May 13, 2022

Love one another as I have loved you.

5th Sunday of Easter

Acts 14:21-27
Revelations 21:1-5a
John 13:31-33a, 34-35

We are called to love as Jesus loved, even when it hurts.

One of the untold stories about our country’s armed forces is of the priests who serve the spiritual needs of those who defend us. One priest who served bravely and faithfully was
Fr. Emil Joseph Kapaun.

A few years after he was ordained, he decided to serve as an army chaplain and was eventually sent to minister to the troops fighting in Korea in 1950. During one especially fierce battle, he was given the opportunity to fall back to a safer location in the field. However, he refused, preferring to stay by the side of the wounded and dying. He was finally captured by the Chinese forces and was marched 87 miles to a prisoner of war camp in North Korea.

During his stay at the camp, he regularly risked punishment to visit the other prisoners offering them comfort, hearing their confessions, and celebrating Mass. Often he would go without food to share it with the sick. He died in the prisoner of war camp of starvation and pneumonia on May 23, 1951.

Those soldiers who knew Fr. Kapaun called him their hero. His humility and love helped them endure imprisonment, torture, and hours of interrogation.
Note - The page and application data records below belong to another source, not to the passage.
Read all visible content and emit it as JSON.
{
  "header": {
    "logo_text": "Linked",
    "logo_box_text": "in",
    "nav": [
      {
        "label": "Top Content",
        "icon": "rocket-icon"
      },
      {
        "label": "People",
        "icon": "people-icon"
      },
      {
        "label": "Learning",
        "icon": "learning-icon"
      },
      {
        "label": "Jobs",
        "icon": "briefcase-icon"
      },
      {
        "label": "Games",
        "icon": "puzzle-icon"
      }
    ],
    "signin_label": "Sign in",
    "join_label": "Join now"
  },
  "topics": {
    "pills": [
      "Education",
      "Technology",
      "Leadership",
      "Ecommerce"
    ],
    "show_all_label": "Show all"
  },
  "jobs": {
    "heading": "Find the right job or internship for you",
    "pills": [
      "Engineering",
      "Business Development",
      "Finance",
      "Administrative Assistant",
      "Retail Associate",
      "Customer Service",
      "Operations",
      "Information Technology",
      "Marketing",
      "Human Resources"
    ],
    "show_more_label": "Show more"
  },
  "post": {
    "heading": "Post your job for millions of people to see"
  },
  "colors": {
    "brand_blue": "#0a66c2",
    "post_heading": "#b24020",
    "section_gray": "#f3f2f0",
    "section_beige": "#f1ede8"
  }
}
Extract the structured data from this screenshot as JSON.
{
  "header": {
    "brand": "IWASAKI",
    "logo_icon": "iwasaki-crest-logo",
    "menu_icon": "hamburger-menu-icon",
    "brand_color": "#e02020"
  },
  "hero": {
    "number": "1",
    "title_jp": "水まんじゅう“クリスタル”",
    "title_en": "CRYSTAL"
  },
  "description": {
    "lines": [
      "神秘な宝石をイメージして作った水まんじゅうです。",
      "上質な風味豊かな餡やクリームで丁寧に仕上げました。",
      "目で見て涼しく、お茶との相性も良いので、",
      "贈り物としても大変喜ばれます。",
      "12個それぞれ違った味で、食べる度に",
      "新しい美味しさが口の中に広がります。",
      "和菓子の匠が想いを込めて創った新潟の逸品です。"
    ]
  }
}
He was also remembered for the holiness of his life which radiated through all he did.

In today’s gospel, Jesus encourages us to love one another as he has loved us. He tells us in another place in Saint John’s gospel that there is no greater love than to lay down one’s life for another. Jesus showed this love by his willingness to be humiliated, scourged, and crucified for our sins. Fr. Emil Kapaun also gives us an example of such love in everything he did, especially in his willingness to sacrifice his comfort, his health, and eventually his life for his brother soldiers.

It is precisely this type of love that Christ is calling us to express in our everyday lives. We often think of love merely as a feeling of affection between spouses, family members or friends. It is an emotion or an attachment that is shared and reciprocated. If I love you, I expect you to love me back. We also know that this type of love does not always last. We lose touch with friends, or we get into conflicts with them that cause resentment. The minute one person stops loving the other, the relationship comes to an end.
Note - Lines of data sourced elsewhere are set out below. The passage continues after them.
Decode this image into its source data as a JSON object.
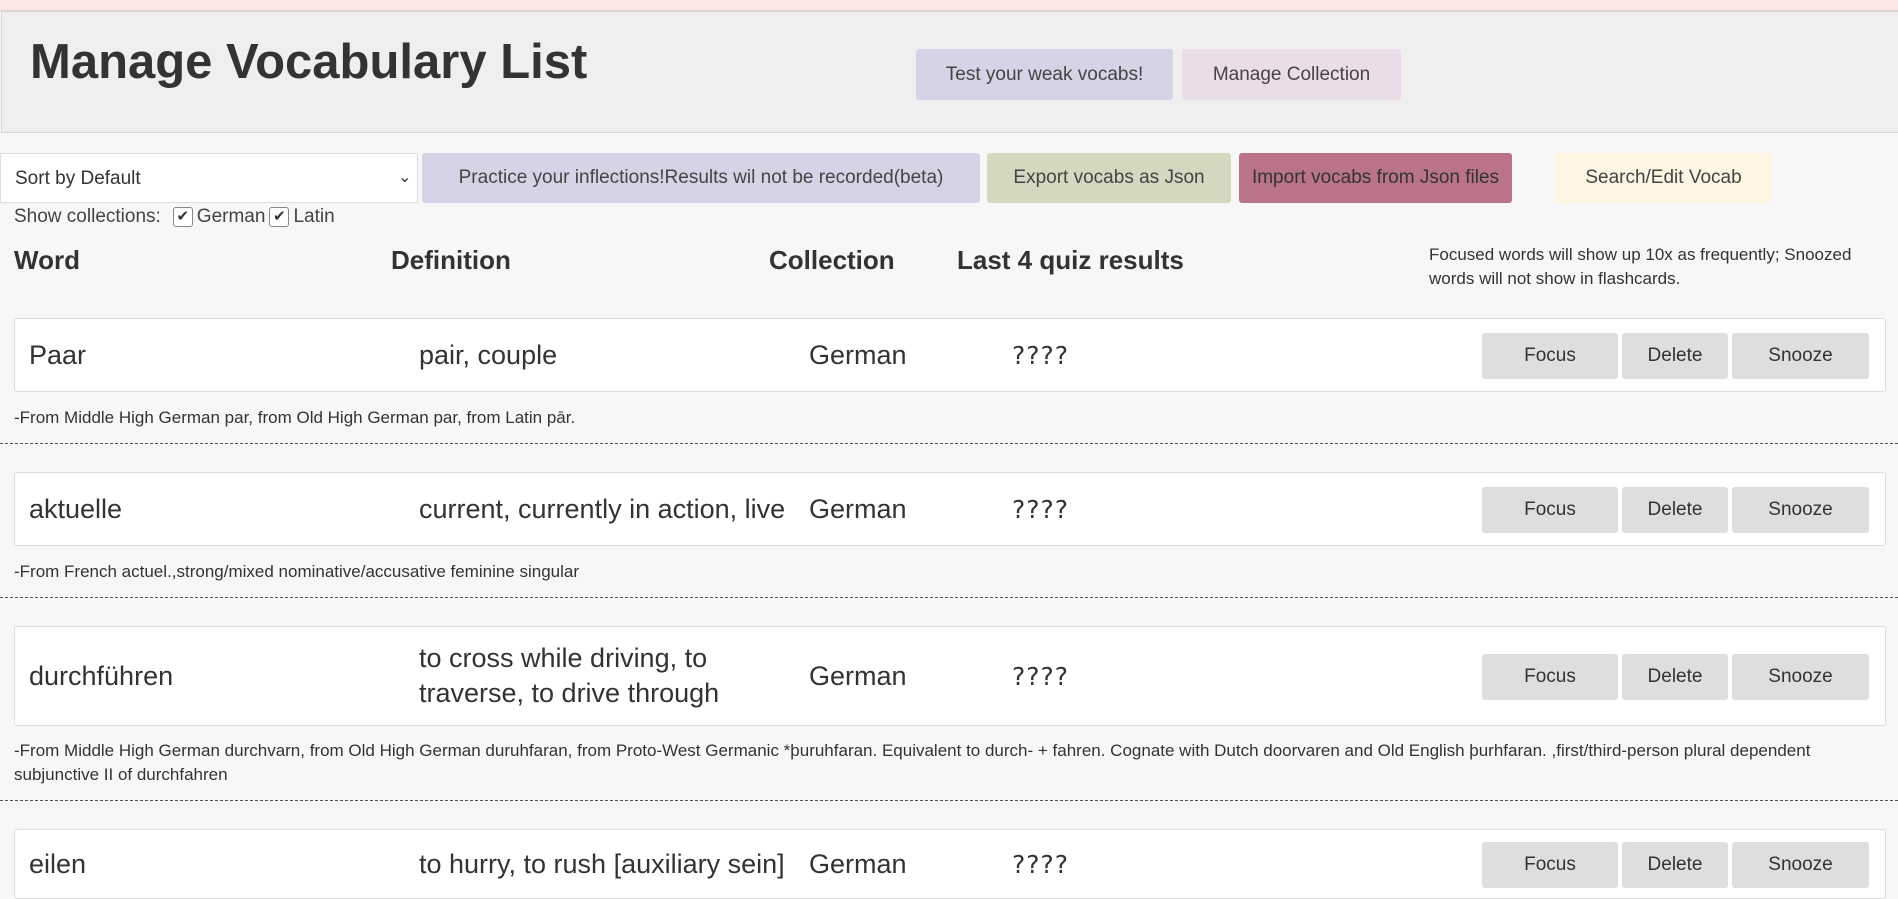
{
  "header": {
    "title": "Manage Vocabulary List",
    "weak_button": "Test your weak vocabs!",
    "manage_button": "Manage Collection"
  },
  "toolbar": {
    "sort_selected": "Sort by Default",
    "practice_button": "Practice your inflections!Results wil not be recorded(beta)",
    "export_button": "Export vocabs as Json",
    "import_button": "Import vocabs from Json files",
    "search_button": "Search/Edit Vocab"
  },
  "collections": {
    "label": "Show collections:",
    "options": [
      {
        "name": "German",
        "checked": true
      },
      {
        "name": "Latin",
        "checked": true
      }
    ]
  },
  "columns": {
    "word": "Word",
    "definition": "Definition",
    "collection": "Collection",
    "quiz": "Last 4 quiz results"
  },
  "hint": "Focused words will show up 10x as frequently; Snoozed words will not show in flashcards.",
  "actions": {
    "focus": "Focus",
    "delete": "Delete",
    "snooze": "Snooze"
  },
  "entries": [
    {
      "word": "Paar",
      "definition": "pair, couple",
      "collection": "German",
      "quiz": "????",
      "etymology": "-From Middle High German par, from Old High German par, from Latin pār."
    },
    {
      "word": "aktuelle",
      "definition": "current, currently in action, live",
      "collection": "German",
      "quiz": "????",
      "etymology": "-From French actuel.,strong/mixed nominative/accusative feminine singular"
    },
    {
      "word": "durchführen",
      "definition": "to cross while driving, to traverse, to drive through",
      "collection": "German",
      "quiz": "????",
      "etymology": "-From Middle High German durchvarn, from Old High German duruhfaran, from Proto-West Germanic *þuruhfaran. Equivalent to durch- + fahren. Cognate with Dutch doorvaren and Old English þurhfaran. ,first/third-person plural dependent subjunctive II of durchfahren"
    },
    {
      "word": "eilen",
      "definition": "to hurry, to rush [auxiliary sein]",
      "collection": "German",
      "quiz": "????",
      "etymology": ""
    }
  ]
}
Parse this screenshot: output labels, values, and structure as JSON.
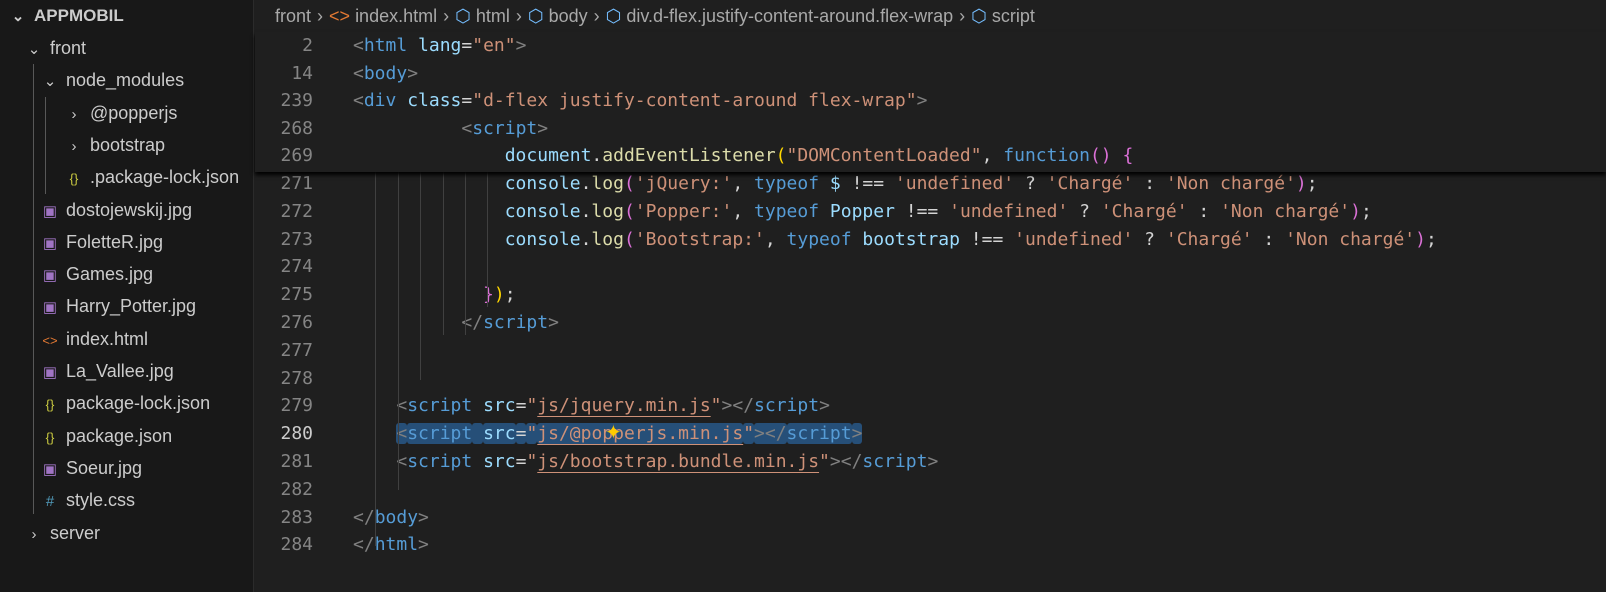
{
  "explorer": {
    "root": "APPMOBIL",
    "items": [
      {
        "label": "front",
        "kind": "folder-open",
        "depth": 1
      },
      {
        "label": "node_modules",
        "kind": "folder-open",
        "depth": 2
      },
      {
        "label": "@popperjs",
        "kind": "folder",
        "depth": 3
      },
      {
        "label": "bootstrap",
        "kind": "folder",
        "depth": 3
      },
      {
        "label": ".package-lock.json",
        "kind": "json",
        "depth": 3
      },
      {
        "label": "dostojewskij.jpg",
        "kind": "image",
        "depth": 2
      },
      {
        "label": "FoletteR.jpg",
        "kind": "image",
        "depth": 2
      },
      {
        "label": "Games.jpg",
        "kind": "image",
        "depth": 2
      },
      {
        "label": "Harry_Potter.jpg",
        "kind": "image",
        "depth": 2
      },
      {
        "label": "index.html",
        "kind": "html",
        "depth": 2
      },
      {
        "label": "La_Vallee.jpg",
        "kind": "image",
        "depth": 2
      },
      {
        "label": "package-lock.json",
        "kind": "json",
        "depth": 2
      },
      {
        "label": "package.json",
        "kind": "json",
        "depth": 2
      },
      {
        "label": "Soeur.jpg",
        "kind": "image",
        "depth": 2
      },
      {
        "label": "style.css",
        "kind": "css",
        "depth": 2
      },
      {
        "label": "server",
        "kind": "folder",
        "depth": 1
      }
    ]
  },
  "breadcrumb": [
    "front",
    "index.html",
    "html",
    "body",
    "div.d-flex.justify-content-around.flex-wrap",
    "script"
  ],
  "colors": {
    "tag": "#569cd6",
    "attr": "#9cdcfe",
    "string": "#ce9178",
    "selection": "#264f78",
    "sparkle": "#ffcc00"
  },
  "sticky_lines": [
    {
      "n": "2",
      "tokens": [
        [
          "p",
          "<"
        ],
        [
          "t",
          "html"
        ],
        [
          "d",
          " "
        ],
        [
          "a",
          "lang"
        ],
        [
          "d",
          "="
        ],
        [
          "s",
          "\"en\""
        ],
        [
          "p",
          ">"
        ]
      ]
    },
    {
      "n": "14",
      "tokens": [
        [
          "p",
          "<"
        ],
        [
          "t",
          "body"
        ],
        [
          "p",
          ">"
        ]
      ]
    },
    {
      "n": "239",
      "tokens": [
        [
          "p",
          "<"
        ],
        [
          "t",
          "div"
        ],
        [
          "d",
          " "
        ],
        [
          "a",
          "class"
        ],
        [
          "d",
          "="
        ],
        [
          "s",
          "\"d-flex justify-content-around flex-wrap\""
        ],
        [
          "p",
          ">"
        ]
      ]
    },
    {
      "n": "268",
      "tokens": [
        [
          "d",
          "          "
        ],
        [
          "p",
          "<"
        ],
        [
          "t",
          "script"
        ],
        [
          "p",
          ">"
        ]
      ]
    },
    {
      "n": "269",
      "tokens": [
        [
          "d",
          "              "
        ],
        [
          "v",
          "document"
        ],
        [
          "d",
          "."
        ],
        [
          "f",
          "addEventListener"
        ],
        [
          "y",
          "("
        ],
        [
          "s",
          "\"DOMContentLoaded\""
        ],
        [
          "d",
          ", "
        ],
        [
          "k",
          "function"
        ],
        [
          "m",
          "()"
        ],
        [
          "d",
          " "
        ],
        [
          "m",
          "{"
        ]
      ]
    }
  ],
  "lines": [
    {
      "n": "271",
      "tokens": [
        [
          "d",
          "              "
        ],
        [
          "v",
          "console"
        ],
        [
          "d",
          "."
        ],
        [
          "f",
          "log"
        ],
        [
          "m",
          "("
        ],
        [
          "s",
          "'jQuery:'"
        ],
        [
          "d",
          ", "
        ],
        [
          "k",
          "typeof"
        ],
        [
          "d",
          " "
        ],
        [
          "v",
          "$"
        ],
        [
          "d",
          " !== "
        ],
        [
          "s",
          "'undefined'"
        ],
        [
          "d",
          " ? "
        ],
        [
          "s",
          "'Chargé'"
        ],
        [
          "d",
          " : "
        ],
        [
          "s",
          "'Non chargé'"
        ],
        [
          "m",
          ")"
        ],
        [
          "d",
          ";"
        ]
      ]
    },
    {
      "n": "272",
      "tokens": [
        [
          "d",
          "              "
        ],
        [
          "v",
          "console"
        ],
        [
          "d",
          "."
        ],
        [
          "f",
          "log"
        ],
        [
          "m",
          "("
        ],
        [
          "s",
          "'Popper:'"
        ],
        [
          "d",
          ", "
        ],
        [
          "k",
          "typeof"
        ],
        [
          "d",
          " "
        ],
        [
          "v",
          "Popper"
        ],
        [
          "d",
          " !== "
        ],
        [
          "s",
          "'undefined'"
        ],
        [
          "d",
          " ? "
        ],
        [
          "s",
          "'Chargé'"
        ],
        [
          "d",
          " : "
        ],
        [
          "s",
          "'Non chargé'"
        ],
        [
          "m",
          ")"
        ],
        [
          "d",
          ";"
        ]
      ]
    },
    {
      "n": "273",
      "tokens": [
        [
          "d",
          "              "
        ],
        [
          "v",
          "console"
        ],
        [
          "d",
          "."
        ],
        [
          "f",
          "log"
        ],
        [
          "m",
          "("
        ],
        [
          "s",
          "'Bootstrap:'"
        ],
        [
          "d",
          ", "
        ],
        [
          "k",
          "typeof"
        ],
        [
          "d",
          " "
        ],
        [
          "v",
          "bootstrap"
        ],
        [
          "d",
          " !== "
        ],
        [
          "s",
          "'undefined'"
        ],
        [
          "d",
          " ? "
        ],
        [
          "s",
          "'Chargé'"
        ],
        [
          "d",
          " : "
        ],
        [
          "s",
          "'Non chargé'"
        ],
        [
          "m",
          ")"
        ],
        [
          "d",
          ";"
        ]
      ]
    },
    {
      "n": "274",
      "tokens": []
    },
    {
      "n": "275",
      "tokens": [
        [
          "d",
          "            "
        ],
        [
          "m",
          "}"
        ],
        [
          "y",
          ")"
        ],
        [
          "d",
          ";"
        ]
      ]
    },
    {
      "n": "276",
      "tokens": [
        [
          "d",
          "          "
        ],
        [
          "p",
          "</"
        ],
        [
          "t",
          "script"
        ],
        [
          "p",
          ">"
        ]
      ]
    },
    {
      "n": "277",
      "tokens": []
    },
    {
      "n": "278",
      "tokens": []
    },
    {
      "n": "279",
      "tokens": [
        [
          "d",
          "    "
        ],
        [
          "p",
          "<"
        ],
        [
          "t",
          "script"
        ],
        [
          "d",
          " "
        ],
        [
          "a",
          "src"
        ],
        [
          "d",
          "="
        ],
        [
          "s",
          "\""
        ],
        [
          "s u",
          "js/jquery.min.js"
        ],
        [
          "s",
          "\""
        ],
        [
          "p",
          "></"
        ],
        [
          "t",
          "script"
        ],
        [
          "p",
          ">"
        ]
      ]
    },
    {
      "n": "280",
      "current": true,
      "tokens": [
        [
          "d",
          "    "
        ],
        [
          "p hl",
          "<"
        ],
        [
          "t hl",
          "script"
        ],
        [
          "d hl",
          " "
        ],
        [
          "a hl",
          "src"
        ],
        [
          "d hl",
          "="
        ],
        [
          "s hl",
          "\""
        ],
        [
          "s u hl",
          "js/@popperjs.min.js"
        ],
        [
          "s hl",
          "\""
        ],
        [
          "p hl",
          "></"
        ],
        [
          "t hl",
          "script"
        ],
        [
          "p hl",
          ">"
        ]
      ]
    },
    {
      "n": "281",
      "tokens": [
        [
          "d",
          "    "
        ],
        [
          "p",
          "<"
        ],
        [
          "t",
          "script"
        ],
        [
          "d",
          " "
        ],
        [
          "a",
          "src"
        ],
        [
          "d",
          "="
        ],
        [
          "s",
          "\""
        ],
        [
          "s u",
          "js/bootstrap.bundle.min.js"
        ],
        [
          "s",
          "\""
        ],
        [
          "p",
          "></"
        ],
        [
          "t",
          "script"
        ],
        [
          "p",
          ">"
        ]
      ]
    },
    {
      "n": "282",
      "tokens": []
    },
    {
      "n": "283",
      "tokens": [
        [
          "p",
          "</"
        ],
        [
          "t",
          "body"
        ],
        [
          "p",
          ">"
        ]
      ]
    },
    {
      "n": "284",
      "tokens": [
        [
          "p",
          "</"
        ],
        [
          "t",
          "html"
        ],
        [
          "p",
          ">"
        ]
      ]
    }
  ]
}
However, this is not the type of love which Jesus is calling us to have. This is not the type of love that sets his disciples apart. Rather, the love of Jesus is not based on feelings, on whether the other person loves us back or on how convenient the relationship is. Instead, Jesus’ love is unconditional, sacrificial, and permanent.

The love of God is demanding. It requires much of us. The only way it is possible to live such a love is to realize that God has loved us first. When we experience the unconditional, sacrificial, and permanent love of our Heavenly Father, we will find the strength and inspiration to love in just the same way. It is the love that Jesus showed on the cross. It is the love that Fr. Emil Kapaun and countless other saints have shown in their ministries. And it is that love that we are called to show in everything we do.

Douglas Sousa, STL